Valley groundwater subject of intense research

There’s been more research done on groundwater in the Okanagan Basin in the past few years than anywhere else in B.C.
Some of that work was revealed during a day-long groundwater symposium in Penticton Tuesday attended by more than 100 scientists, planners and politicians from around the valley.

As the research was detailed, scientist after scientist repeated the warning there is only one water resource in the valley.

Whether you take water from surface sources such as streams and lakes or whether you drill a well and take it from an underground aquifer, it all comes out of the same pot, they said.

Dr. Diana Allen, an associate professor in hydrogeology at SFU, is project leader for the Canadian Water Network’s Okanagan Basin research project, and talked about the vulnerability and sustainability of groundwater in the Okanagan Basin.

She said they hope to bridge the gap between science and local decision making.
All aquifers are susceptible to contamination, although some are more vulnerable than others.

Sources of contamination can be agriculture-related, waste disposal sites, industrial or roads.

Vulnerability depends on the depth of the aquifer and the permeability of soils in its recharge area, or the area from which it replaces its water.

Just as important is the sustainability of groundwater sources, she told participants.

“There is a connection between groundwater and surface water.
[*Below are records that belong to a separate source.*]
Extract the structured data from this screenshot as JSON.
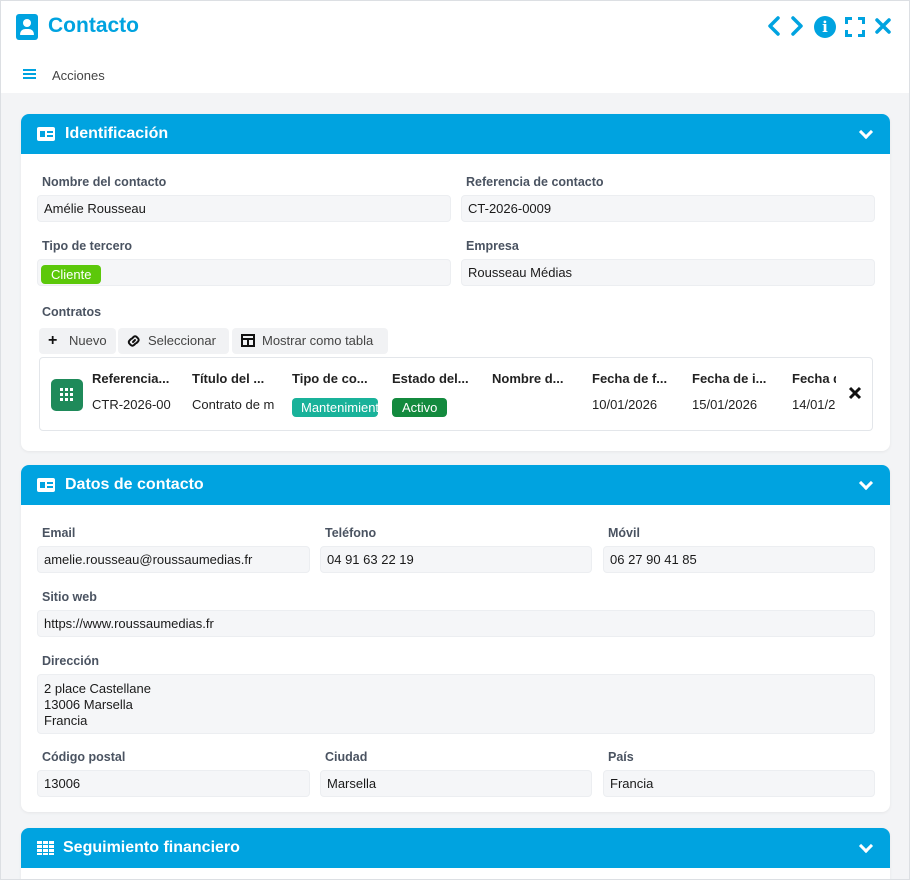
{
  "window": {
    "title": "Contacto",
    "icons": [
      "person-badge-icon",
      "chevron-left-icon",
      "chevron-right-icon",
      "info-icon",
      "fullscreen-icon",
      "close-icon"
    ]
  },
  "menubar": {
    "label": "Acciones"
  },
  "identificacion": {
    "title": "Identificación",
    "nombre_label": "Nombre del contacto",
    "nombre_value": "Amélie Rousseau",
    "referencia_label": "Referencia de contacto",
    "referencia_value": "CT-2026-0009",
    "tipo_label": "Tipo de tercero",
    "tipo_value": "Cliente",
    "empresa_label": "Empresa",
    "empresa_value": "Rousseau Médias",
    "contratos_label": "Contratos",
    "buttons": {
      "nuevo": "Nuevo",
      "seleccionar": "Seleccionar",
      "tabla": "Mostrar como tabla"
    },
    "table": {
      "headers": [
        "Referencia...",
        "Título del ...",
        "Tipo de co...",
        "Estado del...",
        "Nombre d...",
        "Fecha de f...",
        "Fecha de i...",
        "Fecha d"
      ],
      "row": [
        "CTR-2026-00",
        "Contrato de m",
        "Mantenimiento",
        "Activo",
        "",
        "10/01/2026",
        "15/01/2026",
        "14/01/2"
      ]
    }
  },
  "contacto": {
    "title": "Datos de contacto",
    "email_label": "Email",
    "email_value": "amelie.rousseau@roussaumedias.fr",
    "telefono_label": "Teléfono",
    "telefono_value": "04 91 63 22 19",
    "movil_label": "Móvil",
    "movil_value": "06 27 90 41 85",
    "web_label": "Sitio web",
    "web_value": "https://www.roussaumedias.fr",
    "direccion_label": "Dirección",
    "direccion_lines": [
      "2 place Castellane",
      "13006 Marsella",
      "Francia"
    ],
    "cp_label": "Código postal",
    "cp_value": "13006",
    "ciudad_label": "Ciudad",
    "ciudad_value": "Marsella",
    "pais_label": "País",
    "pais_value": "Francia"
  },
  "financiero": {
    "title": "Seguimiento financiero"
  },
  "colors": {
    "accent": "#00a3e0",
    "cliente": "#5cc80a",
    "activo": "#138a3e",
    "mantenimiento": "#19b29a",
    "table_icon": "#1f8a5a"
  }
}
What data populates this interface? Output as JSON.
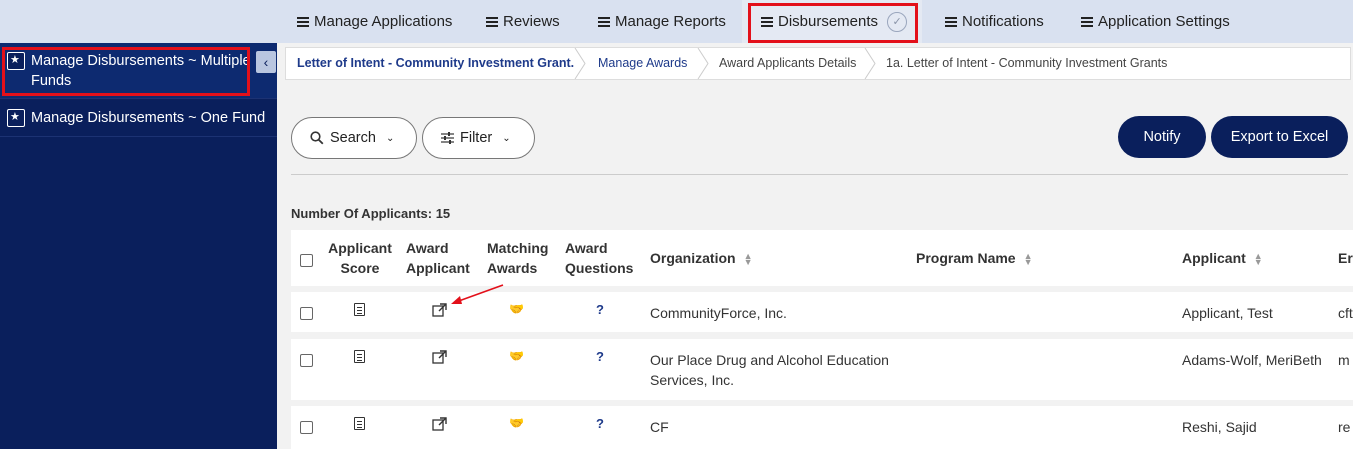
{
  "topnav": {
    "items": [
      {
        "label": "Manage Applications"
      },
      {
        "label": "Reviews"
      },
      {
        "label": "Manage Reports"
      },
      {
        "label": "Disbursements"
      },
      {
        "label": "Notifications"
      },
      {
        "label": "Application Settings"
      }
    ],
    "active": "Disbursements"
  },
  "sidebar": {
    "items": [
      {
        "label_line1": "Manage Disbursements ~ Multiple",
        "label_line2": "Funds"
      },
      {
        "label_line1": "Manage Disbursements ~ One Fund"
      }
    ]
  },
  "breadcrumb": [
    "Letter of Intent - Community Investment Grant.",
    "Manage Awards",
    "Award Applicants Details",
    "1a. Letter of Intent - Community Investment Grants"
  ],
  "toolbar": {
    "search_label": "Search",
    "filter_label": "Filter",
    "notify_label": "Notify",
    "export_label": "Export to Excel"
  },
  "count_text": "Number Of Applicants: 15",
  "table": {
    "headers": {
      "applicant_score_1": "Applicant",
      "applicant_score_2": "Score",
      "award_applicant_1": "Award",
      "award_applicant_2": "Applicant",
      "matching_awards_1": "Matching",
      "matching_awards_2": "Awards",
      "award_questions_1": "Award",
      "award_questions_2": "Questions",
      "organization": "Organization",
      "program_name": "Program Name",
      "applicant": "Applicant",
      "email_partial": "Er"
    },
    "rows": [
      {
        "organization_1": "CommunityForce, Inc.",
        "organization_2": "",
        "applicant": "Applicant, Test",
        "email_partial": "cft"
      },
      {
        "organization_1": "Our Place Drug and Alcohol Education",
        "organization_2": "Services, Inc.",
        "applicant": "Adams-Wolf, MeriBeth",
        "email_partial": "m"
      },
      {
        "organization_1": "CF",
        "organization_2": "",
        "applicant": "Reshi, Sajid",
        "email_partial": "re"
      }
    ]
  },
  "colors": {
    "navy": "#0a1f5c",
    "highlight_red": "#e3101a",
    "nav_bg": "#d9e1f0"
  }
}
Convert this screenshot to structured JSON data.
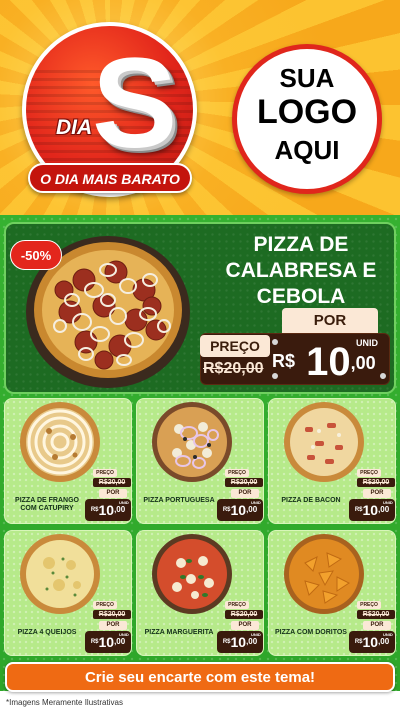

If you take away from one, you take away from the other,” she warned, adding, “There’s only one resource.”

The more wells that are drilled, the more chances there are for conflict over the water stored in underground aquifers, she said.

In the Okanagan, it’s particularly worrying because the climate is so dry, the population is growing at a tremendous rate and little is known about groundwater here, she said.
“More attention has to be paid to groundwater,” she said.
She pointed to the valley’s population, which has grown from 115,000 in 1971 to 317,000 in 2001 and the expectation that there’ll be 450,000 by 2031.

Residents of the Okanagan are among the highest water users in the country, she noted.

She also pointed to the increase from seven to 50 golf courses, 12 to 82 wineries and 81 to 147 water storage facilities.
She said 235 of this ba­sin’s 300 streams are fully recorded, “so groundwater is becoming an attractive alternative.”

Dr. Brian Smerdon is a research associate in the earth sciences department at SFU and talked about work he’s been doing in the Vernon area tracking water from upland water sources to valley bottom aquifers.

He too, noted that surface and groundwater are connected, and said integrated watershed models that include both ground and surface water are now being constructed.
Because hydrogeologists research groundwater and hydrologists study surface water, they’ve been studied separately up to now, but they are not separate sources.

Watershed modeling combines the effects of climate, geology and hydrology to predict responses to different scenarios, he explained.

Natasha Neumann, a graduate student at UBCO, described her research on surface and groundwater interactions in the Upper Vernon Creek area of Lake Country.

“Whatever we do has impacts on downstream users,” she concluded.

As well, she said the implication of well pumping can disrupt the flow patterns and affect egg survival of aquatic species such as stream spawning Kokanee because of the change in water temperatures it can cause in the nearest stream.

Both well placement and the pumping rate from groundwater sources can influence surface water, she said.

Because irrigation water is a source of recharge for groundwater, it can also become a source of compounds such as nitrates for downstream bodies of water that receive groundwater flows, reported Pana Athanasopoulos, who is working on a master’s paper on nitrate in groundwater in the Osoyoos area.

In fact, she said shallow sources of groundwater are primarily re-charged by irrigation water.
Dr. Stephen Grasby, a research scientist from the federal government’s Geological Survey of Canada, said they are beginning a project in the Central Okanagan this year assessing groundwater resources and doing geological modeling of key aquifers.

Some field investigation has already begun in this area and it will continue with groundwater sampling, geological mapping, and investigation of geothermal development in the area.

“We’re concerned about the impact it has on groundwater aquifers,” he explained.

The symposium was put on by the Canadian Water Network in collaboration with the Okanagan Basin Water Board, senior governments and universities.